The two new media spokesmen are Annick Lepetit and Julien Dray, and both are considered to be part of the new generation that the PS has been bringing to the fore in recent months in an effort to rejuvenate its image among younger French voters.
With regard to the new magazine, Jean-Marc Ayrault, a leading socialist
MP and president of the group of Socialists in the National Assembly, says that he'll be taking the PS's existing house organ, Tribunes Socialistes, and transforming it into the new weekly.
It will become, in his words, "a forum for the debate of the ideas we'll be developing, without any intellectual taboos, on all subjects relating to society, whether they concern the reform of our laws on secularity, on the secular nature of the French school system, on the wearing of the Islamic headscarf in our schools, indeed questions where we'll allow the expression of contradictory points of view, where we'll not be fearful indeed that a critical point of view on the left will be expressed."
As for Ms Lepetit, she is a close collaborator of Mayor of Paris Bertand
Delanoe, who is himself mentioned as a possible candidate for France's next presidential elections to be held in 2007.
Julien Dray is considered as one of the "Generation Mitterrand" members
of the PS, having been brought on during administration of President
Francois Mitterrand, who came to power in 1981. Mr Dray is an MP from the Essonne department and was one of the founders of the "Touche pas a mon Pote" anti-racism organisation with which the French Socialists were closely allied during the 1980s and 1990s.
They both report to Francois Hollande, who was reelected
secretary-general of the French Socialists and is himself one of the

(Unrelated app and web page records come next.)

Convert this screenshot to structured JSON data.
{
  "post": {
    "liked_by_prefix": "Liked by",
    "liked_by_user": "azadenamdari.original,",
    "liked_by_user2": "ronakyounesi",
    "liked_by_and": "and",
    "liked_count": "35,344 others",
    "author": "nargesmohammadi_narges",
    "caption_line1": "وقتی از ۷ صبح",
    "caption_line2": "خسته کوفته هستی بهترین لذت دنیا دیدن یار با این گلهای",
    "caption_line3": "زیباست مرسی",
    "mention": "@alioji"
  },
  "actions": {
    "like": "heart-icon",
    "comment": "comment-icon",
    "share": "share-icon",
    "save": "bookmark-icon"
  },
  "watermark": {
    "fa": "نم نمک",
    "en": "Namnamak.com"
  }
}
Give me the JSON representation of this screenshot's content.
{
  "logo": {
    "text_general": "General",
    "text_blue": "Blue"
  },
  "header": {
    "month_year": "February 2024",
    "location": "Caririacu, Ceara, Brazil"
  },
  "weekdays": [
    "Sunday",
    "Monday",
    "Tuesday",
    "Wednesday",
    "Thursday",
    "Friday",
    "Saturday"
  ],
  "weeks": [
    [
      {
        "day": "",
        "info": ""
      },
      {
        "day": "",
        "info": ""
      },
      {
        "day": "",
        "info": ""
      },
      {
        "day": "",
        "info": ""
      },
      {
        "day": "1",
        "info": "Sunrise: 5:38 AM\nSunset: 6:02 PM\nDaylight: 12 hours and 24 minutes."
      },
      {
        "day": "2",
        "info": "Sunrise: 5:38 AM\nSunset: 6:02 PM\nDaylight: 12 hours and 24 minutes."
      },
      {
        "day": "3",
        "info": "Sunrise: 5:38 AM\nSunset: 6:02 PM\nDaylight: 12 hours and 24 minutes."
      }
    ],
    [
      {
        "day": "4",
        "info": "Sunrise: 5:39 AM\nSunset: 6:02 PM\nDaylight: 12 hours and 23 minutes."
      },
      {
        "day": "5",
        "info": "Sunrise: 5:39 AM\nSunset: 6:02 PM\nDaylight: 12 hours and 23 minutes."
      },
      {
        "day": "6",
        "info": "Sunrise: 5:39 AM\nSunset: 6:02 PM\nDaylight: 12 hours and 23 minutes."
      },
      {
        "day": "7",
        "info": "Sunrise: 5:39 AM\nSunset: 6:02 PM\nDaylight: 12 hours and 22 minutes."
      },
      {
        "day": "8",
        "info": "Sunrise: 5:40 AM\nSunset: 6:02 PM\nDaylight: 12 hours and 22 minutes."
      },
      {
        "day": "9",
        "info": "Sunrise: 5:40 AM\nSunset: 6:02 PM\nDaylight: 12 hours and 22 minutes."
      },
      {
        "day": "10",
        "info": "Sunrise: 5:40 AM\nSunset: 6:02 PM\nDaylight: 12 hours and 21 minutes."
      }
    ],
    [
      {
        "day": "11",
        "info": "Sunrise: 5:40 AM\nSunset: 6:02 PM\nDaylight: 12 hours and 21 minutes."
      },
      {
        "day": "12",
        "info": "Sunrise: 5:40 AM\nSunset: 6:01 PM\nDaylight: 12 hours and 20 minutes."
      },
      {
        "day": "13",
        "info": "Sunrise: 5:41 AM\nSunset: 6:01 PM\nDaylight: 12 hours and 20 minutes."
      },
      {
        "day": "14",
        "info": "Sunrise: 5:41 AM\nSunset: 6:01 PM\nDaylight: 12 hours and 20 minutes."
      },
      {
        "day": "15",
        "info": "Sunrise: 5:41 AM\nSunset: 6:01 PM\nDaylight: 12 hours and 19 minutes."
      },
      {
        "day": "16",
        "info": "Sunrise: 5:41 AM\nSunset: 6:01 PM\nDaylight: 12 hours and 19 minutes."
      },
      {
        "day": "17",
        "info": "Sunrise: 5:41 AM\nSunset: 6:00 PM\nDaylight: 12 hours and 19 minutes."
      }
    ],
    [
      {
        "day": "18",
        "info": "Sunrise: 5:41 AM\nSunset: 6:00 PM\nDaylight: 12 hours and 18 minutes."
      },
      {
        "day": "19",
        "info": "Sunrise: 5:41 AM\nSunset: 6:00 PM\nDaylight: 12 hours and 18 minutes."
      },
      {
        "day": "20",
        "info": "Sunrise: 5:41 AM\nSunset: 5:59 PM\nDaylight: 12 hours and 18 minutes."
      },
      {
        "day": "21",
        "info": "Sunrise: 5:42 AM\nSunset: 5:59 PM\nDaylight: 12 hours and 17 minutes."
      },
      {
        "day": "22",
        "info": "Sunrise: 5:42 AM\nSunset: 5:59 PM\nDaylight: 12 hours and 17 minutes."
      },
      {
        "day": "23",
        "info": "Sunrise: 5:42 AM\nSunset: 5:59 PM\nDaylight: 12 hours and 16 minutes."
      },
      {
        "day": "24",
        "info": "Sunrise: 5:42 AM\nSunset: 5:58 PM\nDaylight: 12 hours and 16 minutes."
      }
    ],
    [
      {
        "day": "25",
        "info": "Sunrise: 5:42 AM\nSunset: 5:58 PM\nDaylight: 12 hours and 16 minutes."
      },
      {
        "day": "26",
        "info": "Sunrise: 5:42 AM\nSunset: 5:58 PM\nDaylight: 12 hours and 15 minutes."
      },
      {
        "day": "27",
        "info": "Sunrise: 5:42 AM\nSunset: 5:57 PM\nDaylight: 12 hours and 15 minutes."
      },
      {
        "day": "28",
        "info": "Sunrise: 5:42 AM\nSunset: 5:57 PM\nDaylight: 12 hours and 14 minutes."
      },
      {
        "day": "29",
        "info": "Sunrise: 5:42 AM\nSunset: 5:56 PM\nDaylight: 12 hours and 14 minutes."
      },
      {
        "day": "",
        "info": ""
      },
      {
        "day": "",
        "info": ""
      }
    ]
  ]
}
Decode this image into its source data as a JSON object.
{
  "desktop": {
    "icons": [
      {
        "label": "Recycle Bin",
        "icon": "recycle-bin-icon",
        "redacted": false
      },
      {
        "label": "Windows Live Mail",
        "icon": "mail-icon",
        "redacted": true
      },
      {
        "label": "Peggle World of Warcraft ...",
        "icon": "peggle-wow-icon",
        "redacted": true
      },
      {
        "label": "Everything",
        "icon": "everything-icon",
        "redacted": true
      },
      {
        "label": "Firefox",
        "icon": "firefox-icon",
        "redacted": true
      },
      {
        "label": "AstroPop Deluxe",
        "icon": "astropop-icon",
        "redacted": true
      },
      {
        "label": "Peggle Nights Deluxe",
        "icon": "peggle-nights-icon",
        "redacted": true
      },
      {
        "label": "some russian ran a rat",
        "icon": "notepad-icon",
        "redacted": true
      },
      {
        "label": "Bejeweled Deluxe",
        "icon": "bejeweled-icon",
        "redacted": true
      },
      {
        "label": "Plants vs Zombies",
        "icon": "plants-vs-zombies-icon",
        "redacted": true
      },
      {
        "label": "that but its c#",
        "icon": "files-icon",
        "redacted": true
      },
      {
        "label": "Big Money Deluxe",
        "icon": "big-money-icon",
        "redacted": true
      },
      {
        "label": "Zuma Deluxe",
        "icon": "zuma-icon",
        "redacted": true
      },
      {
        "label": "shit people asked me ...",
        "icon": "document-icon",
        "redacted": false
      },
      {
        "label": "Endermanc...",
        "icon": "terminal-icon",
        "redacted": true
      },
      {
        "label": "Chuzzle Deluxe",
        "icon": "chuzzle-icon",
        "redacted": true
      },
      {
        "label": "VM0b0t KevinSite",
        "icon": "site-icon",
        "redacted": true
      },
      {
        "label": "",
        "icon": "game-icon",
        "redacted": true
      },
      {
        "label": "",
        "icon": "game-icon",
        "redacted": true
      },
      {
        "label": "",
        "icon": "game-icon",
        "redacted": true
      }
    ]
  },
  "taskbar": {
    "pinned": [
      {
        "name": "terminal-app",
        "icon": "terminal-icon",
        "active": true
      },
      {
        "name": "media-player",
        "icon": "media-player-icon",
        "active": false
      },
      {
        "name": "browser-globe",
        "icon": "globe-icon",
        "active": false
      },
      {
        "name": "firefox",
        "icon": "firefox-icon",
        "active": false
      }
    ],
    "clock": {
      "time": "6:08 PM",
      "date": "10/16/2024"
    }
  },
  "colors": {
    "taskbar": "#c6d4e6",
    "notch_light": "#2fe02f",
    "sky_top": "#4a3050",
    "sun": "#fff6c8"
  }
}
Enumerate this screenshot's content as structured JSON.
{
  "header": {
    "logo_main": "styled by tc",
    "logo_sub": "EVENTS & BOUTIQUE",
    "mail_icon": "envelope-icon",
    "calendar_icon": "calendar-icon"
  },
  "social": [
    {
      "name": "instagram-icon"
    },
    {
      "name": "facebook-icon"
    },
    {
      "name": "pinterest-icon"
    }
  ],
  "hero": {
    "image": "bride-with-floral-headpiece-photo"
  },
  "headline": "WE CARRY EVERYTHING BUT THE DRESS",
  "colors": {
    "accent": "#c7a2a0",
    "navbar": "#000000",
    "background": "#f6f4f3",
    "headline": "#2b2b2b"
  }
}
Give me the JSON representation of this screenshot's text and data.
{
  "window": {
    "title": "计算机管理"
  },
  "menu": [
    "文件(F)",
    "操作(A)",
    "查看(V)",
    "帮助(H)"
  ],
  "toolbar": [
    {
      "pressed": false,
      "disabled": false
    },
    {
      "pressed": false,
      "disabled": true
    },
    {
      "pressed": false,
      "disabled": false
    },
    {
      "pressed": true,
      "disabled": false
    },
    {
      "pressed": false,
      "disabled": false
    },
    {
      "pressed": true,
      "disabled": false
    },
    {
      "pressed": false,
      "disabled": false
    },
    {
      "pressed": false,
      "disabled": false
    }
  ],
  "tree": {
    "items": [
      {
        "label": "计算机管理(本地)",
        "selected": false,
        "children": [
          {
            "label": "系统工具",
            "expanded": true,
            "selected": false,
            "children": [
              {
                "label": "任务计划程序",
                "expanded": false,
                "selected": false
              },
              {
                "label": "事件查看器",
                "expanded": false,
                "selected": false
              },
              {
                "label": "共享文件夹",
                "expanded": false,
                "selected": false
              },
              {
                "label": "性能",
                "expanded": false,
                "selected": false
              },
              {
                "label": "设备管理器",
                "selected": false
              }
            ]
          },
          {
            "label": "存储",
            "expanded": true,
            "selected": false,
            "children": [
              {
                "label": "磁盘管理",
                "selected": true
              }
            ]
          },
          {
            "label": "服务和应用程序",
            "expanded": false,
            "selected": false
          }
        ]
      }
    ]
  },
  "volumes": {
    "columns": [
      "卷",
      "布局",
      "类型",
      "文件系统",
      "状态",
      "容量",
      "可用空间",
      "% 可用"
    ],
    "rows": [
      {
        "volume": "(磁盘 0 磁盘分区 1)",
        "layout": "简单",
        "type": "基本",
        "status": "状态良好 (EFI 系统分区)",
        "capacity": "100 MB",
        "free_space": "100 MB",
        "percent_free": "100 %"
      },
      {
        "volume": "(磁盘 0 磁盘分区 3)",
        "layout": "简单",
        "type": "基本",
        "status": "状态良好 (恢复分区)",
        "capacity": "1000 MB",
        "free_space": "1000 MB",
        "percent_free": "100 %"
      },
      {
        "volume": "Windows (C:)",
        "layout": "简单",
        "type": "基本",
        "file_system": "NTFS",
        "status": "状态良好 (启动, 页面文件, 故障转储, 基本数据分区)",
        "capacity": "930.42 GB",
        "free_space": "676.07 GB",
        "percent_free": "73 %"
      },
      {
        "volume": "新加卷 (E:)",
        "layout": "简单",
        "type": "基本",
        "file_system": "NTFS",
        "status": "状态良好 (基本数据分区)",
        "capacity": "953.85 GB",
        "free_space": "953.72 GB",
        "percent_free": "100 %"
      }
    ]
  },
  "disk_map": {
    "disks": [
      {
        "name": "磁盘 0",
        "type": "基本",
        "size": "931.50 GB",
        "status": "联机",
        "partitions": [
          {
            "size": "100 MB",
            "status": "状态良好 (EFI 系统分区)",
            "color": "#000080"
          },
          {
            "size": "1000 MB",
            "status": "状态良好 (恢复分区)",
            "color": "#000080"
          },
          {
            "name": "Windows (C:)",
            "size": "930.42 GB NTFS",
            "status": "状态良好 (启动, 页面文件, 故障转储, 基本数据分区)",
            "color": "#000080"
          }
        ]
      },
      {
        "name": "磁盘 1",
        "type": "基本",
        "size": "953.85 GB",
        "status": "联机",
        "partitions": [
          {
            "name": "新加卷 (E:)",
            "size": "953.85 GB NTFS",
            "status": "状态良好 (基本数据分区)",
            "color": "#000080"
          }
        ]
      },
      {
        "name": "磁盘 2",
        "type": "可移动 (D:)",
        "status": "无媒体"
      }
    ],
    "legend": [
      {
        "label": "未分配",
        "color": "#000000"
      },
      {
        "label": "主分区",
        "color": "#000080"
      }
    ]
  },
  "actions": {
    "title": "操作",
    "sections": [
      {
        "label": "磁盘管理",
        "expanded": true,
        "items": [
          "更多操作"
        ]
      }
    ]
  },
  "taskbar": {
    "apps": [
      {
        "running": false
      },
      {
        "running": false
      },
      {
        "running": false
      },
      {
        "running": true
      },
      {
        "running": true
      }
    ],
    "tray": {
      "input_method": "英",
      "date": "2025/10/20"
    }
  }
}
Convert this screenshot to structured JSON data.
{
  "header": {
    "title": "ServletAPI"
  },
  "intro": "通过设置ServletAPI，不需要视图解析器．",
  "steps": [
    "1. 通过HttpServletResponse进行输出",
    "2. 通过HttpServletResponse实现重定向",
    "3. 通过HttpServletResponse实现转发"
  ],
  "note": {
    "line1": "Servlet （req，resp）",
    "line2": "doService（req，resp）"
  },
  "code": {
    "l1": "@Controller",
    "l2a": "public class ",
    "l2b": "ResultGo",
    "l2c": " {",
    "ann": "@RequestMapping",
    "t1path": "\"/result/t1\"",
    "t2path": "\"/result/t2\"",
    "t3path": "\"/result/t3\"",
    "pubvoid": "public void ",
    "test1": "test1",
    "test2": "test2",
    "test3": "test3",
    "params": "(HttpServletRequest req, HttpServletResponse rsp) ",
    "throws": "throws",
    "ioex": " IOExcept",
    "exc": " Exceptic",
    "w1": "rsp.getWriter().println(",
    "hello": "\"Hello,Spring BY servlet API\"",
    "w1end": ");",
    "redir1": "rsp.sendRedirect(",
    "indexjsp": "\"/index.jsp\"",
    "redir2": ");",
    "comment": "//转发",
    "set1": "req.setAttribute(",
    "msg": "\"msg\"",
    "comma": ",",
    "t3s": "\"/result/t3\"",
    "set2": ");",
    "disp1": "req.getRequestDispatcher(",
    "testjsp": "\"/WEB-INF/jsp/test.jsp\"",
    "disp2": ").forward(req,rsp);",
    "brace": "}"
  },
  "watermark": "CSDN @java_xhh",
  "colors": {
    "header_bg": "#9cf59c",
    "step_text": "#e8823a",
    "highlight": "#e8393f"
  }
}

possible candidates for 2007 presidential elections, the others being
former PM Laurent Fabius and Martine Aubry, presently the mayor of Lille.